Jack Roberts

Jack Roberts has been at the helm of the MHSAA as its Executive Director since 1986, implementing programs and overseeing tournament administration and regulations for the Association which boasts 1,500 member schools, 10,000 registered officials and 13,000 head coaches.

During the last 45 years, Roberts has spoken to educator and athletic groups, business leaders and civic groups in almost every state and five Canadian provinces. He is one of the nation's most articulate advocates for educational athletics.

Roberts has served on the board of directors of the National Association of Sports Officials (NASO), is in his second term on the board of the National Federation of State High School Associations, and is the first chairman of the NFHS Network board of directors. He has been board president for the Refugee Development Center for nine years, and is a past-chair of the board of directors of the Michigan Society of Association Executives. He is chair of the board of trustees for the Capital Region Community Foundation for 2018.

He is a 1970 graduate of Dartmouth College, where he played defensive safety for the Ivy League's winningest football team during that span, and he sang in Dartmouth's close harmony vocal group.

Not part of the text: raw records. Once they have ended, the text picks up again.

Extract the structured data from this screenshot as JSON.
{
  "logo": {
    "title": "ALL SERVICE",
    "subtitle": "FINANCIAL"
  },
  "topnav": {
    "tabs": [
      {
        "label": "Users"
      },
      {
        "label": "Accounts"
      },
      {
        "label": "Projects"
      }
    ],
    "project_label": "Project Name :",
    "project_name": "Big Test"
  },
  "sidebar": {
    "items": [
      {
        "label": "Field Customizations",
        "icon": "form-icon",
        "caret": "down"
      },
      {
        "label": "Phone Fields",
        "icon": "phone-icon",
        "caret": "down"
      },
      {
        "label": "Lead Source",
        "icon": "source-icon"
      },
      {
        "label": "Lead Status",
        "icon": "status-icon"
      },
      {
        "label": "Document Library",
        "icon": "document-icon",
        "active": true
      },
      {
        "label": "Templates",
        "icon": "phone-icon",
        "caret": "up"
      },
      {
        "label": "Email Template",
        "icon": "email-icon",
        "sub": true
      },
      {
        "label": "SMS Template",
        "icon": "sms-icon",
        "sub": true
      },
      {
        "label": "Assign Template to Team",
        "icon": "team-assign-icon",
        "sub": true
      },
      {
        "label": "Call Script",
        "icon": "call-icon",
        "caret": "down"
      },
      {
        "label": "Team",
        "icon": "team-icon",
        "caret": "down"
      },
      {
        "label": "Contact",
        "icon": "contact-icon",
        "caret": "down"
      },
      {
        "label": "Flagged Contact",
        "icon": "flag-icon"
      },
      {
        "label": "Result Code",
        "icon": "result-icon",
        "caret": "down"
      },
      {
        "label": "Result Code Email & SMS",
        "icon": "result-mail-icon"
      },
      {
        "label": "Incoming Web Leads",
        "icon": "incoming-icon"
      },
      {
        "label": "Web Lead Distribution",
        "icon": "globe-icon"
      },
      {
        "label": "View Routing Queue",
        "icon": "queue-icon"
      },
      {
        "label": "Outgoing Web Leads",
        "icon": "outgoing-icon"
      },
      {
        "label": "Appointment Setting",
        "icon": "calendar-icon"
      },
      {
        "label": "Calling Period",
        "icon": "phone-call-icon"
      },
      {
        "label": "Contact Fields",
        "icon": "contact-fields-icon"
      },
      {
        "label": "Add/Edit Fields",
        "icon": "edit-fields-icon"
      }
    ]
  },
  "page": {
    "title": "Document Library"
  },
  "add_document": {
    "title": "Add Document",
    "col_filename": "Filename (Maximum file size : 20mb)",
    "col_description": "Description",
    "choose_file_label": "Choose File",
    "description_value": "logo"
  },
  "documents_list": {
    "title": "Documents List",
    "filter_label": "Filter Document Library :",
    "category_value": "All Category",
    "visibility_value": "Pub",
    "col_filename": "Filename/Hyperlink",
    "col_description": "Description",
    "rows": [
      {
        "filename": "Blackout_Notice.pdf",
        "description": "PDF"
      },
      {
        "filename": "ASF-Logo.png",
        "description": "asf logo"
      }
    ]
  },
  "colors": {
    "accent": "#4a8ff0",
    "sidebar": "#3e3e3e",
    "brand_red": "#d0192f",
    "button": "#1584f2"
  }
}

His wife, Peggy, has retired from a 30-year career in social services, and is serving as president of the board of the Fenner Nature Conservancy in Lansing.